Josh Bergeron: Salute to the service of essential workers, businesses
The COVID-19 pandemic and the shutdowns it has caused should bring an increased appreciation for businesses and people that are often taken for granted.
Without truck drivers, store shelves would be much more barren. Without cleaning crews to disinfect homes and businesses, it’s hard to provide customers with the reassurance that it’s OK to “reopen” the economy. Local restaurants continue to feed the community in new ways, including some who’ve created a delivery service. And while larger stores like Food Lion and Walmart remain busy, local landmarks like McLaughlin’s Grocery in Salisbury’s West End are just as critical in feeding the community.
Those are just four of the many stories you’ll find in a special section included with today’s Salisbury Post that we’re calling “Salute to Service.” Sister newspapers — the Salisbury Post, Stanly News and Press, Davie County Enterprise-Record and Clemmons Courier — have collaborated to tell the stories of just several of the many people and businesses in our region who have been essential during the ongoing pandemic.
Each of the communities we write about has been affected in different ways by the coronavirus. In some, case numbers are low, and the economic toll is far greater.
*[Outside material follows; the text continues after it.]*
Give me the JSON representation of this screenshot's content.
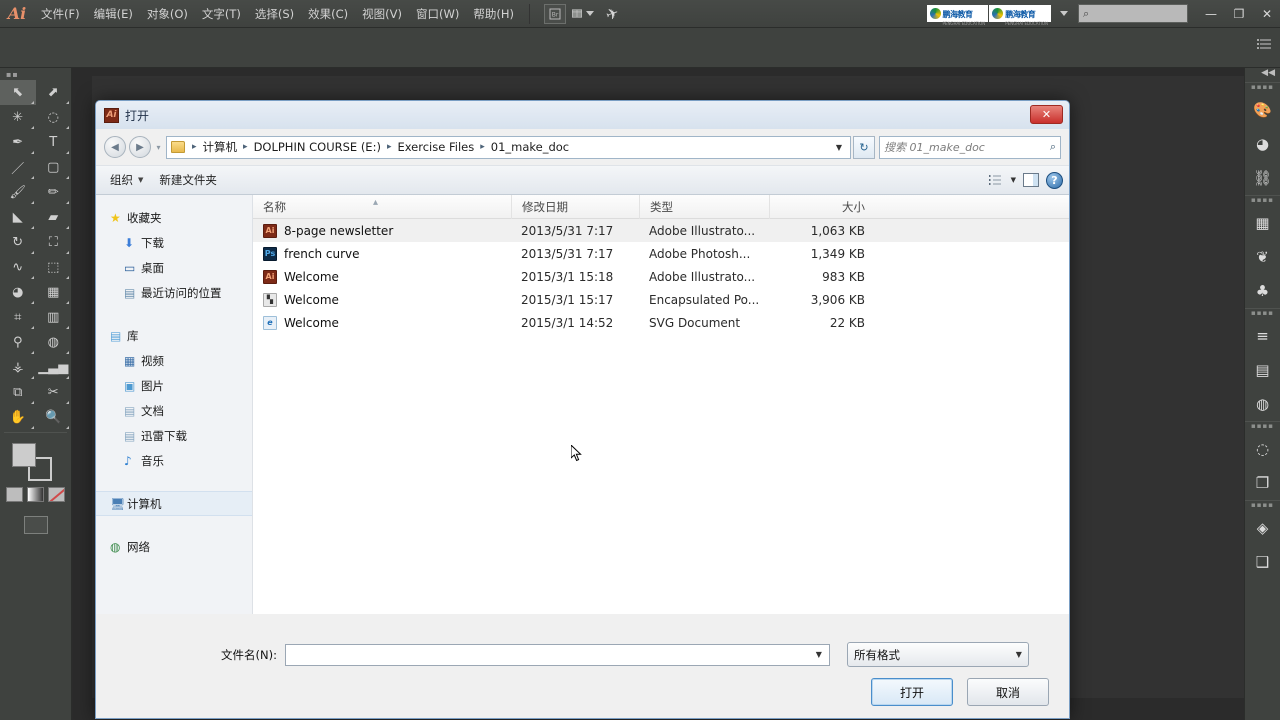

In others, there are significant concerns about a widespread virus outbreak as well as the economic toll from mandatory shutdowns.
But all of our communities have benefited from the continued operation of essential businesses and workers during an uncertain time. And the people keeping our communities going are regular folks who are well-deserving of recognition.
Some of the essential workers are recipients of public gratitude on a semi-regular basis — to include first responders. But the nursing assistants, nursing home employees, truck drivers and commercial cleaning crews are just now getting their due. Usually, their jobs are not glamorous.
In Salisbury, I’ve been particularly grateful for the people who keep store shelves stocked after customers descended on grocery stores to fill their pantries as well as their bathroom closets with toilet paper.
Together, our newspapers have worked to find a variety of people and places whose service is worth saluting. In Davie County, the sheriff’s office is helping to deliver meals. In Clemmons, Miranda Barneycastle’s work as a health care provider has always been demanding, but it’s more important now than ever. In Albemarle, Juliana Roberts writes for the Stanly News and Press about emergency medical technician Brian Phillips, whose job is important every day. The pandemic, though, has added new challenges.
The stories we’ve worked to gather is not intended to be comprehensive. There are so many people who are working in the face of a virus about which much is still unknown.
Our newspapers hope that this special publication can serve as just a small sampling.
Josh Bergeron is editor of the Salisbury Post.